By Karen Gadbois, The Lens staff writer |
To paraphrase the golden oldie: “Rock ‘n Bowl is Here to Stay” – the trendy bowling alley and live music venue, that is.
Not only has Rock ‘n Bowl survived its 2009 move to the corner of Carrollton and Earhart, it seems to be taking over the neighborhood, residents say.
On Monday, the Neighborhood Conservation District Committee will meet to discuss club owner John Blancher’s ambition to tear down two of four houses still standing in the block dominated by Rock ’n Bowl and Ye Olde College Inn, a restaurant owned by Blancher’s sons-in-law and his son, Johnny Jr.
All told, Blancher and his kin own eight properties in the block, including the old Helm Paint building, which houses the club. In addition, Blancher has purchased five residential lots across Fig Street left vacant after the Pritchard Place/ Carrollton Avenue fire in the immediate aftermath of Hurricane Katrina. These have become de facto parking lots for restaurant and club patrons.

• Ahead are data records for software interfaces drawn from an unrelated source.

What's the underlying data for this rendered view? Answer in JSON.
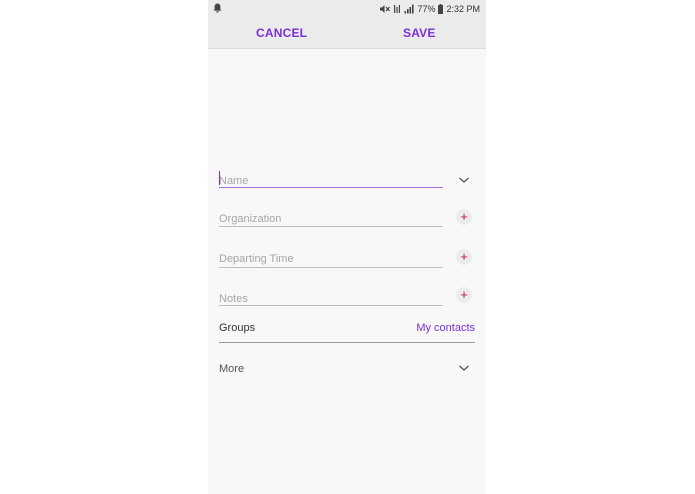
{
  "status_bar": {
    "battery_percent": "77%",
    "time": "2:32 PM"
  },
  "toolbar": {
    "cancel_label": "CANCEL",
    "save_label": "SAVE"
  },
  "form": {
    "name_placeholder": "Name",
    "organization_placeholder": "Organization",
    "departing_time_placeholder": "Departing Time",
    "notes_placeholder": "Notes",
    "groups_label": "Groups",
    "groups_value": "My contacts",
    "more_label": "More"
  },
  "colors": {
    "accent": "#7b2fd6",
    "plus_icon": "#c2185b",
    "background": "#f8f8f8",
    "toolbar_bg": "#ebebeb"
  },
  "icons": {
    "status_left": "notification-icon",
    "status_right": [
      "mute-icon",
      "wifi-icon",
      "signal-icon",
      "battery-icon"
    ],
    "name_expand": "chevron-down-icon",
    "add": "plus-icon",
    "more_expand": "chevron-down-icon"
  }
}
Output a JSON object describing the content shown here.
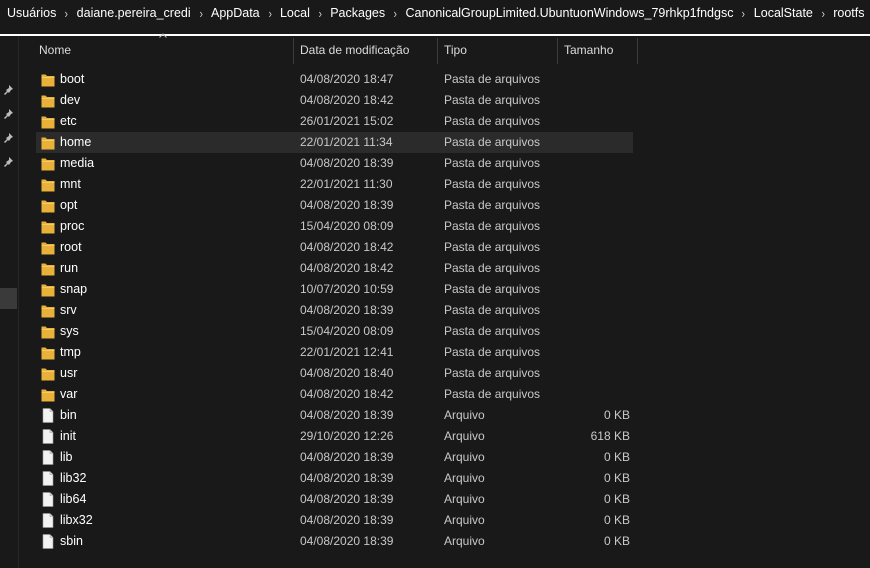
{
  "breadcrumb": [
    "Usuários",
    "daiane.pereira_credi",
    "AppData",
    "Local",
    "Packages",
    "CanonicalGroupLimited.UbuntuonWindows_79rhkp1fndgsc",
    "LocalState",
    "rootfs"
  ],
  "columns": {
    "name": "Nome",
    "date": "Data de modificação",
    "type": "Tipo",
    "size": "Tamanho"
  },
  "colors": {
    "folder": "#e8b13a",
    "file": "#f2f2f2",
    "accent_line": "#ffffff"
  },
  "rows": [
    {
      "name": "boot",
      "date": "04/08/2020 18:47",
      "type": "Pasta de arquivos",
      "size": "",
      "icon": "folder-icon"
    },
    {
      "name": "dev",
      "date": "04/08/2020 18:42",
      "type": "Pasta de arquivos",
      "size": "",
      "icon": "folder-icon"
    },
    {
      "name": "etc",
      "date": "26/01/2021 15:02",
      "type": "Pasta de arquivos",
      "size": "",
      "icon": "folder-icon"
    },
    {
      "name": "home",
      "date": "22/01/2021 11:34",
      "type": "Pasta de arquivos",
      "size": "",
      "icon": "folder-icon",
      "hover": true
    },
    {
      "name": "media",
      "date": "04/08/2020 18:39",
      "type": "Pasta de arquivos",
      "size": "",
      "icon": "folder-icon"
    },
    {
      "name": "mnt",
      "date": "22/01/2021 11:30",
      "type": "Pasta de arquivos",
      "size": "",
      "icon": "folder-icon"
    },
    {
      "name": "opt",
      "date": "04/08/2020 18:39",
      "type": "Pasta de arquivos",
      "size": "",
      "icon": "folder-icon"
    },
    {
      "name": "proc",
      "date": "15/04/2020 08:09",
      "type": "Pasta de arquivos",
      "size": "",
      "icon": "folder-icon"
    },
    {
      "name": "root",
      "date": "04/08/2020 18:42",
      "type": "Pasta de arquivos",
      "size": "",
      "icon": "folder-icon"
    },
    {
      "name": "run",
      "date": "04/08/2020 18:42",
      "type": "Pasta de arquivos",
      "size": "",
      "icon": "folder-icon"
    },
    {
      "name": "snap",
      "date": "10/07/2020 10:59",
      "type": "Pasta de arquivos",
      "size": "",
      "icon": "folder-icon"
    },
    {
      "name": "srv",
      "date": "04/08/2020 18:39",
      "type": "Pasta de arquivos",
      "size": "",
      "icon": "folder-icon"
    },
    {
      "name": "sys",
      "date": "15/04/2020 08:09",
      "type": "Pasta de arquivos",
      "size": "",
      "icon": "folder-icon"
    },
    {
      "name": "tmp",
      "date": "22/01/2021 12:41",
      "type": "Pasta de arquivos",
      "size": "",
      "icon": "folder-icon"
    },
    {
      "name": "usr",
      "date": "04/08/2020 18:40",
      "type": "Pasta de arquivos",
      "size": "",
      "icon": "folder-icon"
    },
    {
      "name": "var",
      "date": "04/08/2020 18:42",
      "type": "Pasta de arquivos",
      "size": "",
      "icon": "folder-icon"
    },
    {
      "name": "bin",
      "date": "04/08/2020 18:39",
      "type": "Arquivo",
      "size": "0 KB",
      "icon": "file-icon"
    },
    {
      "name": "init",
      "date": "29/10/2020 12:26",
      "type": "Arquivo",
      "size": "618 KB",
      "icon": "file-icon"
    },
    {
      "name": "lib",
      "date": "04/08/2020 18:39",
      "type": "Arquivo",
      "size": "0 KB",
      "icon": "file-icon"
    },
    {
      "name": "lib32",
      "date": "04/08/2020 18:39",
      "type": "Arquivo",
      "size": "0 KB",
      "icon": "file-icon"
    },
    {
      "name": "lib64",
      "date": "04/08/2020 18:39",
      "type": "Arquivo",
      "size": "0 KB",
      "icon": "file-icon"
    },
    {
      "name": "libx32",
      "date": "04/08/2020 18:39",
      "type": "Arquivo",
      "size": "0 KB",
      "icon": "file-icon"
    },
    {
      "name": "sbin",
      "date": "04/08/2020 18:39",
      "type": "Arquivo",
      "size": "0 KB",
      "icon": "file-icon"
    }
  ]
}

The houses he seeks permission to tear down are on lots that will be added to the parking lot, Blancher said. The application says the demolished housing will give way to “green space,” Blancher said, based on his intention to let grass grow between paved areas of he parking lot and leave a fruit tree standing.
“The two buildings have been something of a problem,” Blancher said, alluding to tenant turnover. He described the structures, which appear to be in good repair, as “a potential pocket of crime.” Eliminating them “would kill two birds with one stone,” he said.
Neighbors are not so sure. Above all, they want to see a comprehensive development plan, said Jenel Hazlett, president of the Northwest Carrollton Neighborhood Association. Meanwhile, Hazlett sees use of the empty lots for parking and to situate a large shipping container as illegal.
“While he figures out his plan he seems comfortable bending or breaking the law,” Hazlett said.
Karen Gadbois was a founding member of the Northwest Carrollton Neighborhood Association.